The art of doing nothing


Don’t hang around and let your problems surround you, road trip

By Mark Burnham
Photos by Adam Ovenell-Carter

Shit. As soon as I turned my phone on I knew it was a mistake. Notifications, missed calls, voice mails, texts and emails came in, my phone seismic with activity. My corner booth in the A&W became a business centre. Most are garbage, and the most pressing is a missed group assignment. I’m left with no option other than to stress about it, the very last thing I wanted to do on this trip. I’m 1,200 km north of Vancouver with a few more days of nothing more to worry about than putting in the miles between stops and the hunger levels of my squished buddies in the Tetris stage that was my Corolla.

The plan: head north. That’s it. No destinations, timelines, deadlines or power lines. At my age, the day is filled with nothing but plans and goals, a lame attempt to define the future. Every student knows the constant pressures of deadlines, so much so that during the semester relaxing comes with a side of guilt. We had the long weekend to put it all behind us and see where the unknown would take us. Relax. This article isn’t a pretentious, nose up, eyes down rant of how my weekend was better than yours. Rather, it’s a reflection on being a student and how hard it is to disconnect and get away from it all these days.

I know many people who wouldn’t find it appealing to sit in a car for hours on end and head up north, but in the end, it’s like watching a movie. It’s easy to sit back mindlessly, allowing yourself to be distracted. The relaxation comes with removing yourself from stress. Mind you, the roadie also has the benefit of adventure, unforgettable memories, and a ton of laughs, but I won’t let my nose creep up too high.

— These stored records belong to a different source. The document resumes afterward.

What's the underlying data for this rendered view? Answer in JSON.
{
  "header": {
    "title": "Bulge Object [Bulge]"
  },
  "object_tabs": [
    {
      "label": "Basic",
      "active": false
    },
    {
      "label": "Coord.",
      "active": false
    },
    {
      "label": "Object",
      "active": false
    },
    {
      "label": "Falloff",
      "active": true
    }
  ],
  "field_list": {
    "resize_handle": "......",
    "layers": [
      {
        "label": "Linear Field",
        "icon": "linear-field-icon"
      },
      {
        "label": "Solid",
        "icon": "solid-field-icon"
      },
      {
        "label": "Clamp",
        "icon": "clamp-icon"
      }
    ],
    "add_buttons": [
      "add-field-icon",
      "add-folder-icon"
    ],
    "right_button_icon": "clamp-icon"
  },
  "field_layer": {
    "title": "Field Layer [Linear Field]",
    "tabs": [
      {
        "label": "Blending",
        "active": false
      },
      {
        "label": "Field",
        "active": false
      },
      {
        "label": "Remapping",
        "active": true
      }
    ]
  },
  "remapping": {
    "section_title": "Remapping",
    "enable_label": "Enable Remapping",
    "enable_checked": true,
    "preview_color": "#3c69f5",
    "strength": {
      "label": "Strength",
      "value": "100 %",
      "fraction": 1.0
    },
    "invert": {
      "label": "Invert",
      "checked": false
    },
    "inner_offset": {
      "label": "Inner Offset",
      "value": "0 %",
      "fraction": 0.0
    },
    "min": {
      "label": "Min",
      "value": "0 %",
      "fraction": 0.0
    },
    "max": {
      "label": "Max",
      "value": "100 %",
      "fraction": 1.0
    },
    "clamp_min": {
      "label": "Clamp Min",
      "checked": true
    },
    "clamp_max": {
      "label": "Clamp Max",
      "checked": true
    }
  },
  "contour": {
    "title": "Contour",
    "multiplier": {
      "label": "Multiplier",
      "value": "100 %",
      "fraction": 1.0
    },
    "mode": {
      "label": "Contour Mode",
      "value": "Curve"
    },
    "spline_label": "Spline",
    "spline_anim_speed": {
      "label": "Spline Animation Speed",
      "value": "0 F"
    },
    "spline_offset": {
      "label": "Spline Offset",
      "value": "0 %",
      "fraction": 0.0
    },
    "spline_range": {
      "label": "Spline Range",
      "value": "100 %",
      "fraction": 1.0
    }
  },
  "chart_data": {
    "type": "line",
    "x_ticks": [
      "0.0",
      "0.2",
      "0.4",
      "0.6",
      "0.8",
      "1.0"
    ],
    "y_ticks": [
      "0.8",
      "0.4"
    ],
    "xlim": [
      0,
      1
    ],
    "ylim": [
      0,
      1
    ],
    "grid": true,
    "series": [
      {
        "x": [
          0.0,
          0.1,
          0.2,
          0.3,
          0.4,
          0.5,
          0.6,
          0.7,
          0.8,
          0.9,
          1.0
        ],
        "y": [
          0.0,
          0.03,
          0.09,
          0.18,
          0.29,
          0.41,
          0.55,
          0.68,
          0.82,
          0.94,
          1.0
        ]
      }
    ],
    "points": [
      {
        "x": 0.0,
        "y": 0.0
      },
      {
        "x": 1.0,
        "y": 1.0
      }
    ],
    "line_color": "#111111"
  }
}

With the technology around today, we can have all of the deadlines, events, and conversations in our lives at our fingertips. With the touch of a button we can switch from news feeds to ©News Feeds and access the deep abyss of Google knowledge. Sure, it’s incredibly easy to get in touch with people, to keep track of deadlines and plan out your days. But the downside of all of this is the dissolution of business hours: we’re reachable as long as we’re next to a phone, computer, or tablet. And we expect people to be reachable, too. It’s a lame excuse to say you didn’t have your phone on you, or didn’t check your email. We can now see if a person has read our messages, and had the nerve not to respond immediately. You could say “Mark, just turn off your phone.” Grow up Peter Pan, we’re far past those days. The closest you can get to freedom is when your batteries die. Even better is losing cell reception.
We ended up popping a $12 bottle of Baby Duck at Carbon Lake, our most northern point. The long southern road home was a rewinding of autumn and a Frisbee break on a side field saw us witnessing a local grow from volatile land owner to charmed farm folk. We spent our last night eating pecan pumpkin pie and camping by the river. Heading past Whistler, the notifications started to come in, but Mumford was drowning them out. If nothing else, the trip was a distraction from our daily responsibilities. But these distractions are important. Though harder now to do than ever, removing yourself helps put life into context and, at the very least, lets you catch your breath.